Your task is to return all of the records exactly, minus any images.

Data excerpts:
[Start of Attachment]
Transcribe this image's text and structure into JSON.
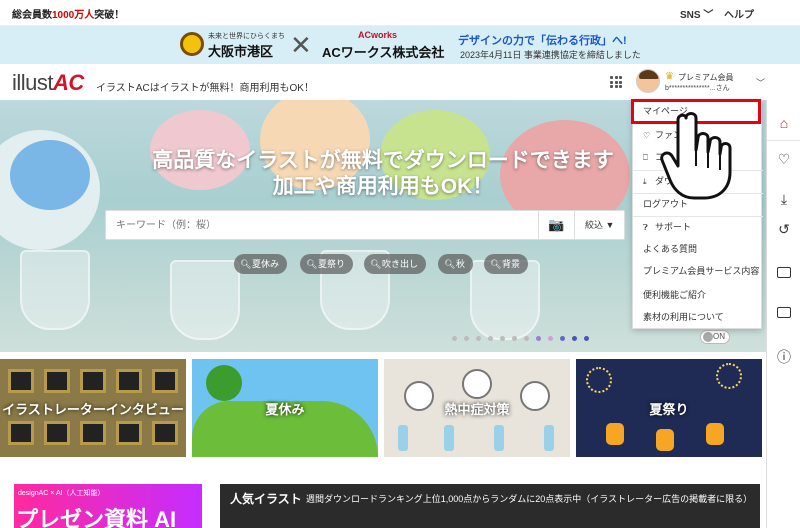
{
  "topbar": {
    "members_prefix": "総会員数",
    "members_count": "1000万人",
    "members_suffix": "突破！",
    "sns_label": "SNS",
    "help_label": "ヘルプ"
  },
  "announcement": {
    "minatoku_sub": "未来と世界にひらくまち",
    "minatoku": "大阪市港区",
    "acworks_logo": "ACworks",
    "acworks_name": "ACワークス株式会社",
    "headline": "デザインの力で「伝わる行政」へ!",
    "sub": "2023年4月11日 事業連携協定を締結しました"
  },
  "header": {
    "logo_text": "illust",
    "logo_accent": "AC",
    "tagline": "イラストACはイラストが無料！商用利用もOK！",
    "premium_label": "プレミアム会員",
    "username": "b***************...さん"
  },
  "hero": {
    "title_line1": "高品質なイラストが無料でダウンロードできます",
    "title_line2": "加工や商用利用もOK！",
    "search_placeholder": "キーワード（例：桜）",
    "filter_label": "絞込 ▼",
    "tags": [
      "夏休み",
      "夏祭り",
      "吹き出し",
      "秋",
      "背景"
    ],
    "toggle_label": "ON"
  },
  "tiles": [
    {
      "label": "イラストレーターインタビュー"
    },
    {
      "label": "夏休み"
    },
    {
      "label": "熱中症対策"
    },
    {
      "label": "夏祭り"
    }
  ],
  "bottom": {
    "banner_small": "designAC × AI（人工知能）",
    "banner_big": "プレゼン資料 AI",
    "popular_title": "人気イラスト",
    "popular_desc": "週間ダウンロードランキング上位1,000点からランダムに20点表示中（イラストレーター広告の掲載者に限る）"
  },
  "dropdown": {
    "items": [
      "マイページ",
      "ファン",
      "コ",
      "ダウ",
      "ログアウト",
      "サポート",
      "よくある質問",
      "プレミアム会員サービス内容",
      "便利機能ご紹介",
      "素材の利用について"
    ]
  },
  "colors": {
    "brand_red": "#d4142a",
    "highlight_red": "#e60012",
    "announce_bg": "#d8eef6",
    "headline_blue": "#1a57c9"
  },
  "icons": {
    "rail": [
      "home-icon",
      "heart-icon",
      "download-icon",
      "history-icon",
      "folder-icon",
      "folder-add-icon",
      "help-icon"
    ]
  }
}
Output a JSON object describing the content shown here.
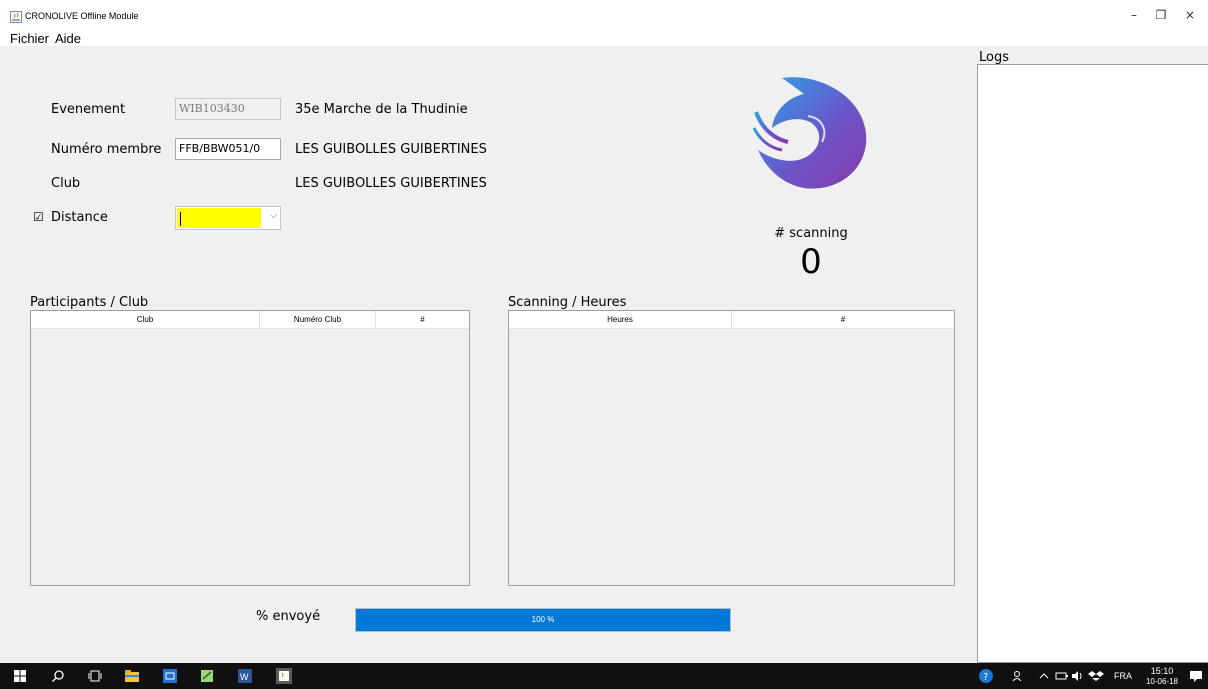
{
  "window": {
    "title": "CRONOLIVE Offline Module",
    "minimize": "–",
    "maximize": "❐",
    "close": "×"
  },
  "menu": [
    "Fichier",
    "Aide"
  ],
  "form": {
    "event_label": "Evenement",
    "event_code": "WIB103430",
    "event_name": "35e Marche de la Thudinie",
    "member_label": "Numéro membre",
    "member_number": "FFB/BBW051/0",
    "member_club": "LES GUIBOLLES GUIBERTINES",
    "club_label": "Club",
    "club_name": "LES GUIBOLLES GUIBERTINES",
    "distance_label": "Distance",
    "distance_checkbox": "☑",
    "distance_value": "",
    "distance_arrow": "⌵"
  },
  "scanning": {
    "label": "# scanning",
    "count": "0"
  },
  "participants": {
    "title": "Participants / Club",
    "columns": [
      "Club",
      "Numéro Club",
      "#"
    ],
    "rows": []
  },
  "scan_hours": {
    "title": "Scanning / Heures",
    "columns": [
      "Heures",
      "#"
    ],
    "rows": []
  },
  "progress": {
    "label": "% envoyé",
    "text": "100 %",
    "percent": 100
  },
  "logs": {
    "title": "Logs"
  },
  "tray": {
    "lang": "FRA",
    "time": "15:10",
    "date": "10-06-18"
  },
  "colors": {
    "accent": "#0078d7",
    "highlight": "#ffff00",
    "taskbar": "#101010"
  }
}
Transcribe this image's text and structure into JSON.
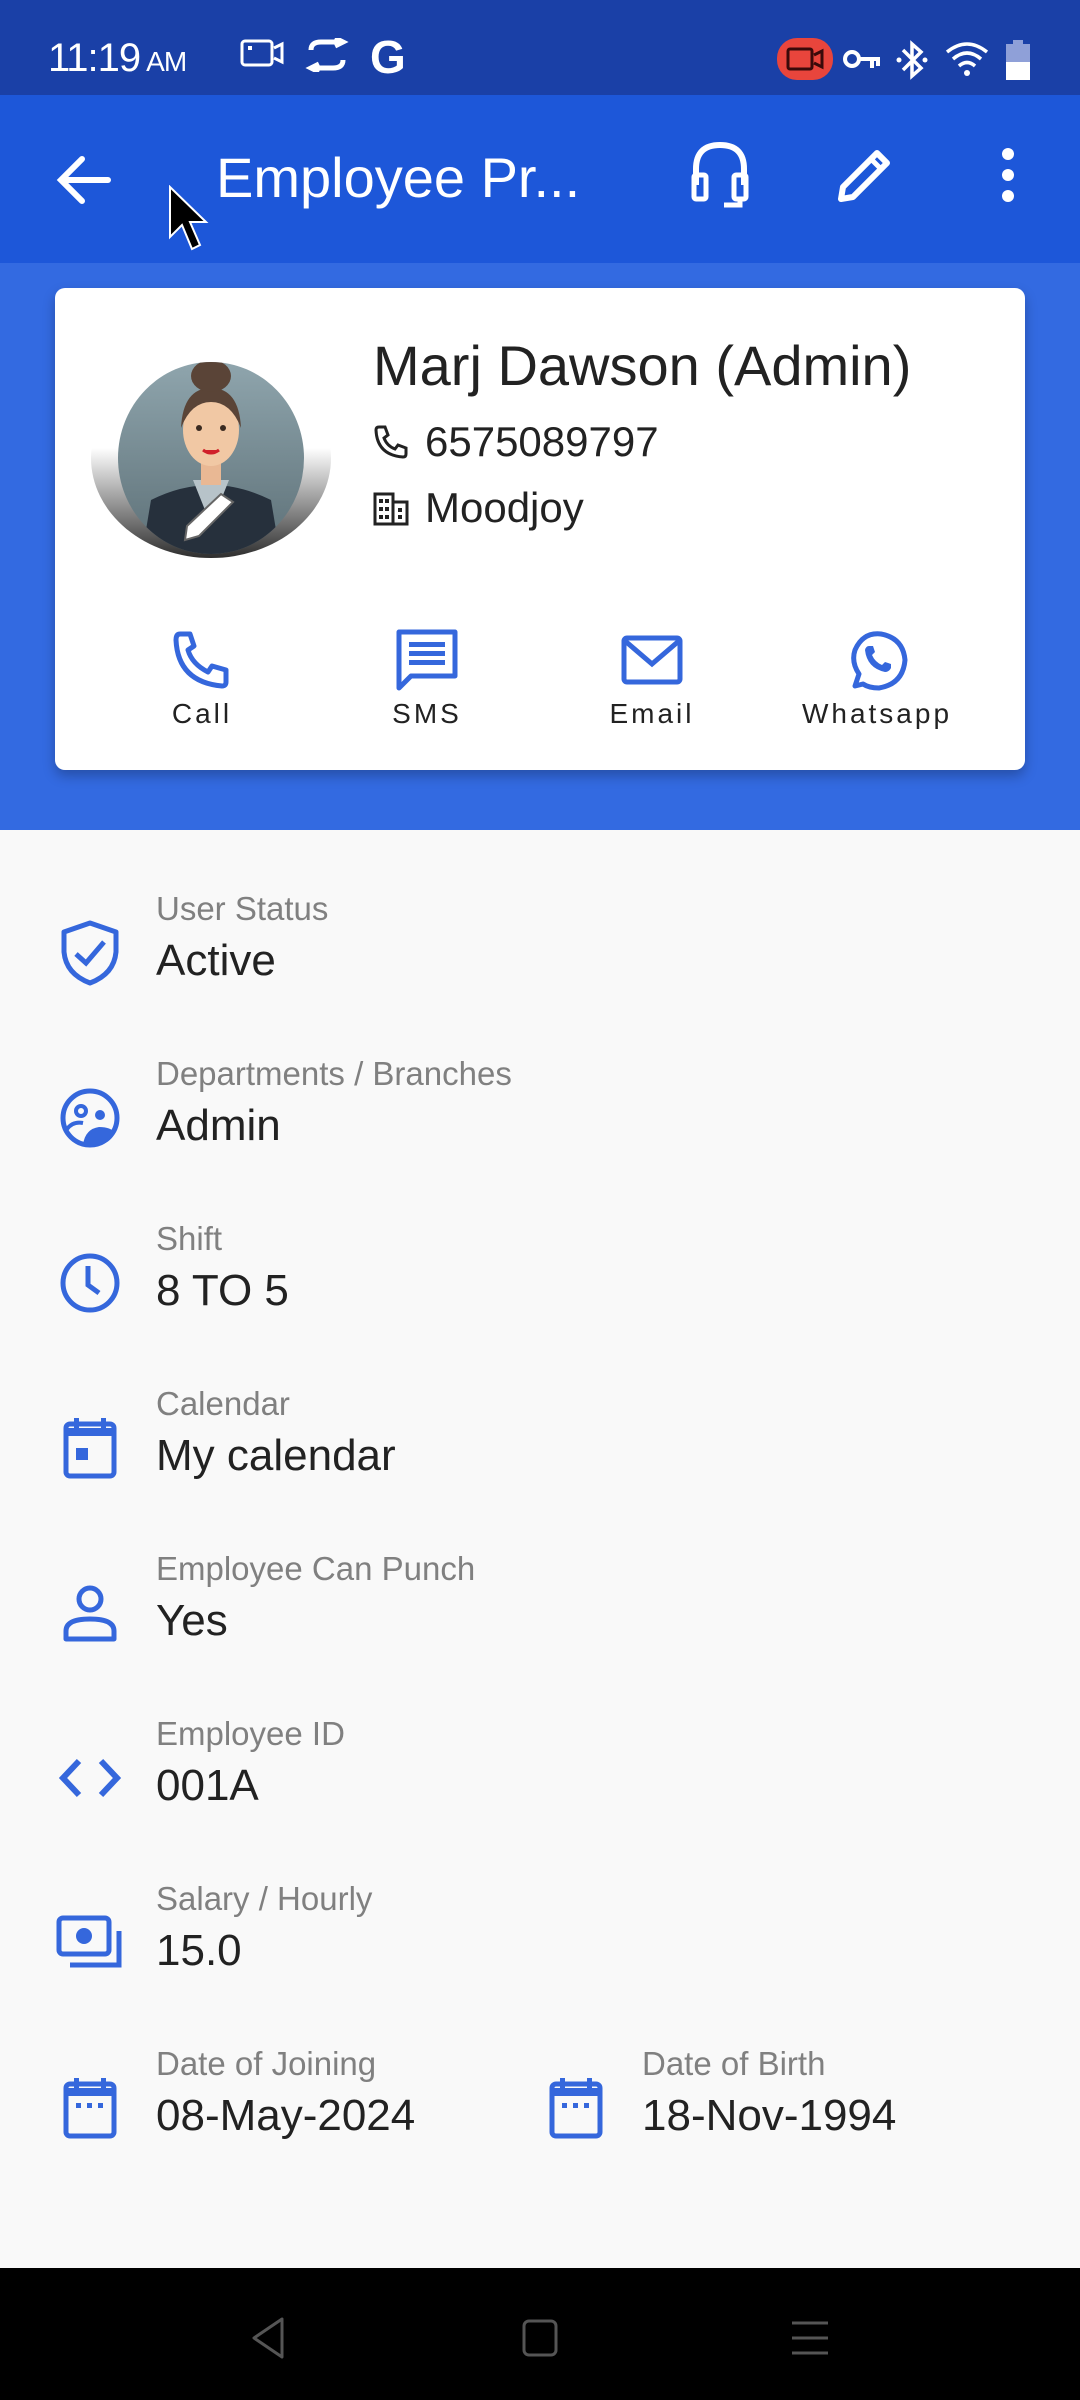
{
  "status_bar": {
    "time": "11:19",
    "ampm": "AM",
    "left_icons": [
      "screen-record-icon",
      "sync-icon",
      "google-icon"
    ],
    "right_icons": [
      "recording-active-icon",
      "vpn-key-icon",
      "bluetooth-icon",
      "wifi-icon",
      "battery-icon"
    ]
  },
  "app_bar": {
    "title": "Employee Pr...",
    "actions": [
      "headset-support-icon",
      "edit-pencil-icon",
      "more-vert-icon"
    ]
  },
  "profile": {
    "name": "Marj Dawson (Admin)",
    "phone": "6575089797",
    "company": "Moodjoy",
    "actions": [
      {
        "label": "Call",
        "icon": "phone-icon"
      },
      {
        "label": "SMS",
        "icon": "sms-icon"
      },
      {
        "label": "Email",
        "icon": "email-icon"
      },
      {
        "label": "Whatsapp",
        "icon": "whatsapp-icon"
      }
    ]
  },
  "details": [
    {
      "label": "User Status",
      "value": "Active",
      "icon": "verified-shield-icon"
    },
    {
      "label": "Departments / Branches",
      "value": "Admin",
      "icon": "groups-icon"
    },
    {
      "label": "Shift",
      "value": "8 TO 5",
      "icon": "clock-icon"
    },
    {
      "label": "Calendar",
      "value": "My calendar",
      "icon": "calendar-event-icon"
    },
    {
      "label": "Employee Can Punch",
      "value": "Yes",
      "icon": "person-icon"
    },
    {
      "label": "Employee ID",
      "value": "001A",
      "icon": "code-icon"
    },
    {
      "label": "Salary / Hourly",
      "value": "15.0",
      "icon": "payments-icon"
    }
  ],
  "dates": [
    {
      "label": "Date of Joining",
      "value": "08-May-2024",
      "icon": "calendar-icon"
    },
    {
      "label": "Date of Birth",
      "value": "18-Nov-1994",
      "icon": "calendar-icon"
    }
  ],
  "colors": {
    "status_bar": "#1a40a7",
    "app_bar": "#1d57d9",
    "header_band": "#336ae1",
    "accent_icon": "#3567dc",
    "background": "#f9f9f9",
    "recording_badge": "#e8453c"
  }
}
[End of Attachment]
ANSWER FOR THIS EXERCISE:
Transcribe this image's text and structure into JSON.
{
  "topbar": {
    "members_prefix": "総会員数",
    "members_count": "1000万人",
    "members_suffix": "突破！",
    "sns_label": "SNS",
    "help_label": "ヘルプ"
  },
  "announcement": {
    "minatoku_sub": "未来と世界にひらくまち",
    "minatoku": "大阪市港区",
    "acworks_logo": "ACworks",
    "acworks_name": "ACワークス株式会社",
    "headline": "デザインの力で「伝わる行政」へ!",
    "sub": "2023年4月11日 事業連携協定を締結しました"
  },
  "header": {
    "logo_text": "illust",
    "logo_accent": "AC",
    "tagline": "イラストACはイラストが無料！商用利用もOK！",
    "premium_label": "プレミアム会員",
    "username": "b***************...さん"
  },
  "hero": {
    "title_line1": "高品質なイラストが無料でダウンロードできます",
    "title_line2": "加工や商用利用もOK！",
    "search_placeholder": "キーワード（例：桜）",
    "filter_label": "絞込 ▼",
    "tags": [
      "夏休み",
      "夏祭り",
      "吹き出し",
      "秋",
      "背景"
    ],
    "toggle_label": "ON"
  },
  "tiles": [
    {
      "label": "イラストレーターインタビュー"
    },
    {
      "label": "夏休み"
    },
    {
      "label": "熱中症対策"
    },
    {
      "label": "夏祭り"
    }
  ],
  "bottom": {
    "banner_small": "designAC × AI（人工知能）",
    "banner_big": "プレゼン資料 AI",
    "popular_title": "人気イラスト",
    "popular_desc": "週間ダウンロードランキング上位1,000点からランダムに20点表示中（イラストレーター広告の掲載者に限る）"
  },
  "dropdown": {
    "items": [
      "マイページ",
      "ファン",
      "コ",
      "ダウ",
      "ログアウト",
      "サポート",
      "よくある質問",
      "プレミアム会員サービス内容",
      "便利機能ご紹介",
      "素材の利用について"
    ]
  },
  "colors": {
    "brand_red": "#d4142a",
    "highlight_red": "#e60012",
    "announce_bg": "#d8eef6",
    "headline_blue": "#1a57c9"
  },
  "icons": {
    "rail": [
      "home-icon",
      "heart-icon",
      "download-icon",
      "history-icon",
      "folder-icon",
      "folder-add-icon",
      "help-icon"
    ]
  }
}
Output a JSON object describing the content shown here.
{
  "window": {
    "title": "CRONOLIVE Offline Module",
    "minimize": "–",
    "maximize": "❐",
    "close": "×"
  },
  "menu": [
    "Fichier",
    "Aide"
  ],
  "form": {
    "event_label": "Evenement",
    "event_code": "WIB103430",
    "event_name": "35e Marche de la Thudinie",
    "member_label": "Numéro membre",
    "member_number": "FFB/BBW051/0",
    "member_club": "LES GUIBOLLES GUIBERTINES",
    "club_label": "Club",
    "club_name": "LES GUIBOLLES GUIBERTINES",
    "distance_label": "Distance",
    "distance_checkbox": "☑",
    "distance_value": "",
    "distance_arrow": "⌵"
  },
  "scanning": {
    "label": "# scanning",
    "count": "0"
  },
  "participants": {
    "title": "Participants / Club",
    "columns": [
      "Club",
      "Numéro Club",
      "#"
    ],
    "rows": []
  },
  "scan_hours": {
    "title": "Scanning / Heures",
    "columns": [
      "Heures",
      "#"
    ],
    "rows": []
  },
  "progress": {
    "label": "% envoyé",
    "text": "100 %",
    "percent": 100
  },
  "logs": {
    "title": "Logs"
  },
  "tray": {
    "lang": "FRA",
    "time": "15:10",
    "date": "10-06-18"
  },
  "colors": {
    "accent": "#0078d7",
    "highlight": "#ffff00",
    "taskbar": "#101010"
  }
}
Transcribe this image's text and structure into JSON.
{
  "status_bar": {
    "time": "11:19",
    "ampm": "AM",
    "left_icons": [
      "screen-record-icon",
      "sync-icon",
      "google-icon"
    ],
    "right_icons": [
      "recording-active-icon",
      "vpn-key-icon",
      "bluetooth-icon",
      "wifi-icon",
      "battery-icon"
    ]
  },
  "app_bar": {
    "title": "Employee Pr...",
    "actions": [
      "headset-support-icon",
      "edit-pencil-icon",
      "more-vert-icon"
    ]
  },
  "profile": {
    "name": "Marj Dawson (Admin)",
    "phone": "6575089797",
    "company": "Moodjoy",
    "actions": [
      {
        "label": "Call",
        "icon": "phone-icon"
      },
      {
        "label": "SMS",
        "icon": "sms-icon"
      },
      {
        "label": "Email",
        "icon": "email-icon"
      },
      {
        "label": "Whatsapp",
        "icon": "whatsapp-icon"
      }
    ]
  },
  "details": [
    {
      "label": "User Status",
      "value": "Active",
      "icon": "verified-shield-icon"
    },
    {
      "label": "Departments / Branches",
      "value": "Admin",
      "icon": "groups-icon"
    },
    {
      "label": "Shift",
      "value": "8 TO 5",
      "icon": "clock-icon"
    },
    {
      "label": "Calendar",
      "value": "My calendar",
      "icon": "calendar-event-icon"
    },
    {
      "label": "Employee Can Punch",
      "value": "Yes",
      "icon": "person-icon"
    },
    {
      "label": "Employee ID",
      "value": "001A",
      "icon": "code-icon"
    },
    {
      "label": "Salary / Hourly",
      "value": "15.0",
      "icon": "payments-icon"
    }
  ],
  "dates": [
    {
      "label": "Date of Joining",
      "value": "08-May-2024",
      "icon": "calendar-icon"
    },
    {
      "label": "Date of Birth",
      "value": "18-Nov-1994",
      "icon": "calendar-icon"
    }
  ],
  "colors": {
    "status_bar": "#1a40a7",
    "app_bar": "#1d57d9",
    "header_band": "#336ae1",
    "accent_icon": "#3567dc",
    "background": "#f9f9f9",
    "recording_badge": "#e8453c"
  }
}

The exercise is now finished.